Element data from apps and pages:
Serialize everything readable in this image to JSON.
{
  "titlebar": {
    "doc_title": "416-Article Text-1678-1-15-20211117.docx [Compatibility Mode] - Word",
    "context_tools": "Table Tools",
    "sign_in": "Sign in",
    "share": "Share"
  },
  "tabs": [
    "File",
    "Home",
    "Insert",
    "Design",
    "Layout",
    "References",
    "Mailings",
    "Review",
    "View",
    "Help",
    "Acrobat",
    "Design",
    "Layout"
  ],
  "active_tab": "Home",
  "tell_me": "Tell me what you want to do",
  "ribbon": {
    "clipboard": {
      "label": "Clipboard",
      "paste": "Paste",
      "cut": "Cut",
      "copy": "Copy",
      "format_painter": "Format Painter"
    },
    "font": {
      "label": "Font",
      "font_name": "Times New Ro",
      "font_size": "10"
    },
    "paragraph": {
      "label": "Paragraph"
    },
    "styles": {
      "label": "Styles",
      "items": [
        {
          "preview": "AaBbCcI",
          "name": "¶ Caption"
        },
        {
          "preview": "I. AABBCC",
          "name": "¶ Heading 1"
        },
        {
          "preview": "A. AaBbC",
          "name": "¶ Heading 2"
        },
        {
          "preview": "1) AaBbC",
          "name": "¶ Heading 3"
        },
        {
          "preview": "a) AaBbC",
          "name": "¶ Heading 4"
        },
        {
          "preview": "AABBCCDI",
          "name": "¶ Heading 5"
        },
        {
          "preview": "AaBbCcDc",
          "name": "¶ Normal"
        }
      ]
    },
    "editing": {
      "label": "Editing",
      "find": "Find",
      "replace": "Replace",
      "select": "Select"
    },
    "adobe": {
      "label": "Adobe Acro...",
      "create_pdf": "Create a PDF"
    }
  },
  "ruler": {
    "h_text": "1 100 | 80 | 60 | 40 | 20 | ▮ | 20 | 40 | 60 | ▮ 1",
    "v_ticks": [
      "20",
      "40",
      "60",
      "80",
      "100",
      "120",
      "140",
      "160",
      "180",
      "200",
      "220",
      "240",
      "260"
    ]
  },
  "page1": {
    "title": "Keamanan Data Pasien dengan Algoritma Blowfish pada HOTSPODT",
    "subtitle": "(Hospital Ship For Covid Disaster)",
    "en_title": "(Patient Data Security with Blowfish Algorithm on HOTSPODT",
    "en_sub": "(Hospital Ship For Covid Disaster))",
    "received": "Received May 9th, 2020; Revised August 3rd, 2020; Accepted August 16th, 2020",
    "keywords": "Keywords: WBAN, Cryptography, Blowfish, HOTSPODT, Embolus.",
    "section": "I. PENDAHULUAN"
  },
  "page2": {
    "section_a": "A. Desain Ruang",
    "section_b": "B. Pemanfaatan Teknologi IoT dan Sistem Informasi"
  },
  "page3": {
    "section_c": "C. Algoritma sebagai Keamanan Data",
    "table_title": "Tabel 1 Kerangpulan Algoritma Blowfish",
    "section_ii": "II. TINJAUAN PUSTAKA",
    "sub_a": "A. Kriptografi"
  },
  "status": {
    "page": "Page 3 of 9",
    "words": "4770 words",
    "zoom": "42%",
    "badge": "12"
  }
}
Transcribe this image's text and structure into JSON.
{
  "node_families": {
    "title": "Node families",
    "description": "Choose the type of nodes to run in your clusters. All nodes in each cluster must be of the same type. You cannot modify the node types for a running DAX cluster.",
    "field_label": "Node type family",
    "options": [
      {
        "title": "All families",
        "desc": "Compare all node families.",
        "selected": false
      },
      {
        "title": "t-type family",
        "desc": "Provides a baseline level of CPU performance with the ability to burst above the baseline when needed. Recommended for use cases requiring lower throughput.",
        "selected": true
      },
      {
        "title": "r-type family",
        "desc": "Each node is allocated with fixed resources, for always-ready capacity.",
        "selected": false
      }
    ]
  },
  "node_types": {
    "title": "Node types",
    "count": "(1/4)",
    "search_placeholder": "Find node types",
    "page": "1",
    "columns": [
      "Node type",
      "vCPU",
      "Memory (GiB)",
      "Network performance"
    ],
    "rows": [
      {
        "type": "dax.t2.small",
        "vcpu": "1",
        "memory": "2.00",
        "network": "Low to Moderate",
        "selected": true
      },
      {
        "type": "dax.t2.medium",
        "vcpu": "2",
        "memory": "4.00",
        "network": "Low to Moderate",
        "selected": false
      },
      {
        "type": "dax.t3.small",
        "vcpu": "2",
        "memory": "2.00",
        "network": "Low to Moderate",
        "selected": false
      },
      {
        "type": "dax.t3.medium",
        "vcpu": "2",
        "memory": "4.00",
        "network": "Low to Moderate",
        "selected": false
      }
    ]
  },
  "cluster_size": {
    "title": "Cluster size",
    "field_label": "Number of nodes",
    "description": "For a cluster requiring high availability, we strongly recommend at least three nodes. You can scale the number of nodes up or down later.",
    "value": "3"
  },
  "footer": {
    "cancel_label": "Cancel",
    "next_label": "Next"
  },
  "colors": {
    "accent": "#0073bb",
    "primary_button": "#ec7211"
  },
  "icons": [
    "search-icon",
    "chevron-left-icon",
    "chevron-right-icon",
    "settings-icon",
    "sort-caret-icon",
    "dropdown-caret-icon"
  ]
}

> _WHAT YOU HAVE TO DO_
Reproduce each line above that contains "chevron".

> _OUTPUT FOR THIS EXERCISE_
    "chevron-left-icon",
    "chevron-right-icon",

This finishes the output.